Although no Alaska law addresses transgender rights, the U.S. Supreme Court set a partial precedent in the landmark 1989 Price Waterhouse v. Hopkins decision. When the accounting firm denied Ann Hopkins the right to become partner because she dressed and acted in a masculine manner, the Supreme Court ruled in Hopkins’ favor and against sexual stereotyping.

Multiple employers, among them American Airlines, IBM, Chevron, Xerox, Safeway, Costco, Walgreens, Nike and Aetna have implemented policies protecting transsexuals, those who choose sexual identities different than the one in which they were born and raised, from co-worker or employer discrimination.

As an employer, you need to get ahead of the power curve on this issue.
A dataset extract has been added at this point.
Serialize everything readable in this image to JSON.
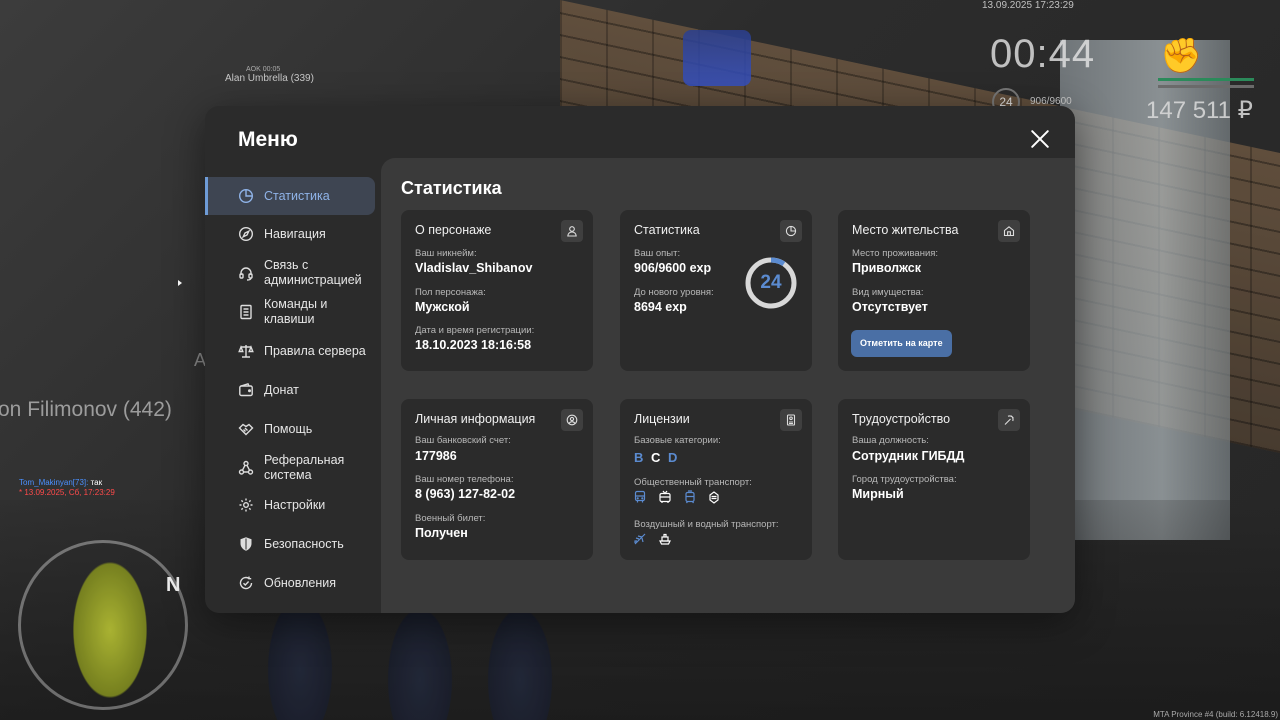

If you don’t, you potentially face worsening morale among employees or a hostile work environment claim from Marcia.

As you’ve learned, restroom usage can be a hot topic. Most employers allow transgender employees to use the restroom that corresponds to the employees’ gender identity and full-time gender presentation. No-cost arrangements such as asking Marcia to use a single-stall bathroom with a locked door or ensuring that restroom stalls provide adequate privacy can make the situation more palatable.

Many employers work with the transgender employee to create a “disclosure memo,” as long as the transgender employee agrees. These start with a statement such as, “Our company is committed to treating all employees with respect and dignity,” outline the date the anticipated “transition” is to take place and address issues such as restroom usage and “please refer to Mark as Marcia.”

Because some co-workers have strongly held beliefs about transsexuals, disclosure memos often add, “We don’t require that you accept transgendering but do ask that you treat Marcia and other employees with respect.”

Finally, those who “feel at home in their own skin” ordinarily perform better than those who feel “not quite right” about their identity. Some of Mark’s former behaviors, such as staring off into space, may fall away now that she has the chance to live in the sexual identity that feels right to her. If they don’t, you need to address them. They’re tinder and Marcia’s transition may light the fire.